When you see these dates from the 1930s on public works, it was because of government-sponsored programs and the people they hired to build these works.  When I was growing up, I noticed that most of the bridges along the Coast Highway were all built during this time.  It took me a few years to connect the dots - when they were built and why.  The fact is that most of those bridges are still being used.  They have been patched up over the years, but are still in service.  There have been media reports about the sad state of US infrastructure in the wake of government cutbacks, and lack of spending on these vital areas.

I also remember my grandmother, a social conservative but who voted Democratic, who thought Franklin Roosevelt was the greatest man ever.  After all, his programs put my grandfather to work in logging during the darkest times of the Depression, allowing her family of four children to survive.  You could say anything about any other president, but you didn't malign Roosevelt.

Today, we are faced with a similar situation.  After economic speculation and a series of burst bubbles, we are in recession with really no clear answers on when we'll get out of it.  Spending is down as the economy contracts, and businesses are in the process of downsizing.  Arguments range from continuing to cut the deficit (in other words, doing just the opposite of what Keynes argued) to spending more money.  However, unlike the 30s, society and politics is more polarized than ever, leading to government paralysis.  Would putting into place massive government infrastructure projects, like in the 30s, help?  I'm not sure.  The US has become a much more diverse society socially and economically.  Most adults aren't willing to do the labor jobs that people in the 30s would have jumped at.

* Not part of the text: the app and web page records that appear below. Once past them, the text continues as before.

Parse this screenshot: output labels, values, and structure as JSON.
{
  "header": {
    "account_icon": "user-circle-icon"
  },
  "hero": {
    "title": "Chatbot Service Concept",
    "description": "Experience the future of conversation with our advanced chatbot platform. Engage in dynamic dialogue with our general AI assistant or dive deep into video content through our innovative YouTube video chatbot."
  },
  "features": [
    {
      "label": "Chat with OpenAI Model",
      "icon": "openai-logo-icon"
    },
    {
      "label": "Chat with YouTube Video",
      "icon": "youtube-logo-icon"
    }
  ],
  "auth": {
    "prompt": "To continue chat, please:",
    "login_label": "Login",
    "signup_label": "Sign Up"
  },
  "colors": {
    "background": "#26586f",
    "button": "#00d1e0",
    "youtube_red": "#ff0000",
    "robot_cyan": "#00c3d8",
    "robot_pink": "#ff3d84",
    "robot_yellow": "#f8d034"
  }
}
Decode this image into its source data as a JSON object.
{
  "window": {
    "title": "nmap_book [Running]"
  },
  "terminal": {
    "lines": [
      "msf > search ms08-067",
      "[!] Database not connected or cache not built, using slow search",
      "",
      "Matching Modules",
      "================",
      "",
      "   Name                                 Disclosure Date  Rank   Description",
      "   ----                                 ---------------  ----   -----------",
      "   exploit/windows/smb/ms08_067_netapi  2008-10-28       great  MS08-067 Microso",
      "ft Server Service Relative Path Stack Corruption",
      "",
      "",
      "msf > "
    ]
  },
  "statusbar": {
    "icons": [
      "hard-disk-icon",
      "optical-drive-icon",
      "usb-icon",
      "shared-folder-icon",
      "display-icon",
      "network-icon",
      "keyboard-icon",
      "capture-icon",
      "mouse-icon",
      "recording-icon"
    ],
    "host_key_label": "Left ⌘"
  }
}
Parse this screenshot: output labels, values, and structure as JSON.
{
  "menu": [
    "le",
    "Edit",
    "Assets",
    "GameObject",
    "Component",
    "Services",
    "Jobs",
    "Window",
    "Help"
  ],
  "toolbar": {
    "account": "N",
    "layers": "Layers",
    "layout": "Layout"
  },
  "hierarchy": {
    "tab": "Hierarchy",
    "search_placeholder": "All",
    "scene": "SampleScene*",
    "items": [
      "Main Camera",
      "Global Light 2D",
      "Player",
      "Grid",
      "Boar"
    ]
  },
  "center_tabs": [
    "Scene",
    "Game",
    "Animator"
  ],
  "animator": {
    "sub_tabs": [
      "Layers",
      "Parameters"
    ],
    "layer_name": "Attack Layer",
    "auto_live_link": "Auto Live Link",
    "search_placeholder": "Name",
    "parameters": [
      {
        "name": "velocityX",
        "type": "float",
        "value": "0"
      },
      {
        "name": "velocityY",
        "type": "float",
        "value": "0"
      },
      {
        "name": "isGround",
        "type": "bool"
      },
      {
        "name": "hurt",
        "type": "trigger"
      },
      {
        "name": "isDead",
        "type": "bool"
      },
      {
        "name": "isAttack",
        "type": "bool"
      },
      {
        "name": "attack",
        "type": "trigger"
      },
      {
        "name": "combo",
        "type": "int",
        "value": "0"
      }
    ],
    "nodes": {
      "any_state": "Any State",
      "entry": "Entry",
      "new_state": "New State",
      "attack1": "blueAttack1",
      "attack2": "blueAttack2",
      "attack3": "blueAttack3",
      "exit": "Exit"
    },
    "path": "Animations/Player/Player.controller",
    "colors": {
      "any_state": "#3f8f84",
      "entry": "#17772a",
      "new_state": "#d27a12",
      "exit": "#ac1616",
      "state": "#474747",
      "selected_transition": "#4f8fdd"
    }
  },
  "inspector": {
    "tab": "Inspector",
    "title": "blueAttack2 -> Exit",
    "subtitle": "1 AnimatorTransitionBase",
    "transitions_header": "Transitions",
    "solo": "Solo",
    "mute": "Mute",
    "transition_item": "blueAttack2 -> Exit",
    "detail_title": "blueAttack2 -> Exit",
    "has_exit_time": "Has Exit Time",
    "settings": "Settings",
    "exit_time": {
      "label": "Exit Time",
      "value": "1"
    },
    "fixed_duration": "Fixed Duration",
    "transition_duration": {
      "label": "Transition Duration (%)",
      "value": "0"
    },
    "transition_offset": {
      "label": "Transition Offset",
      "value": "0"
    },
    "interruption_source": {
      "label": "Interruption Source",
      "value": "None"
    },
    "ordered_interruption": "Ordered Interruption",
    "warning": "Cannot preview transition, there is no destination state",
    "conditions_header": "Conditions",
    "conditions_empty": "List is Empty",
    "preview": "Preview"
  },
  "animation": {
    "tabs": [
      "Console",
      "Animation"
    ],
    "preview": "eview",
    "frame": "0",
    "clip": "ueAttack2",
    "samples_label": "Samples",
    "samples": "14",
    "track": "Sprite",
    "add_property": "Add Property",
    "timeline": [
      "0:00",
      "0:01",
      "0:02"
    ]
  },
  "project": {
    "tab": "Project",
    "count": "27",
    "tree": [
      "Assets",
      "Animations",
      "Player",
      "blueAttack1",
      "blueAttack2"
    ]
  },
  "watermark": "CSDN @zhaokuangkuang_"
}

Perhaps, in the age of information technology, constructing and upgrading the infrastructure for our information superhighway might serve as an alternative.  Perhaps government injections of money into hi-technology projects, putting people to work as programmers and engineers might be the answer.  It would also help maintain our security edge, which would appeal to people of all political stripes.  Then, we may be able to get data connectivity on our cell phones and notebook computers in remote places even as we plunge off the crumbling 1930s-era bridges that are collapsing under us.  What will it take, in 2011, to put people back to work and get money into the hands of the middle class so that our economy will revive?  It will take action rather than finger-pointing, bi-partisanship rather than division, constructiveness rather than obstructiveness.  Is it possible?

Musical Interlude

Loudon Wainright III has put out an album called Songs for the New Depression.  The songs are in the style of those that were popular during the Great Depression, and some of them are actually from that era - though I must say I like the song on his album called Paul Krugman Blues after the liberal New York Times columnist and Nobel Prize winner in economics.  Enjoy, if you can, Times is Hard.


If you want to know more about Skamania

Skamania County
Skamania County Chamber of Commerce
Skamania County Pioneer (newspaper) (Facebook page)
Wikipedia: Skamania
Wikipedia: Skamania County

Next up: North Bonneville, Washington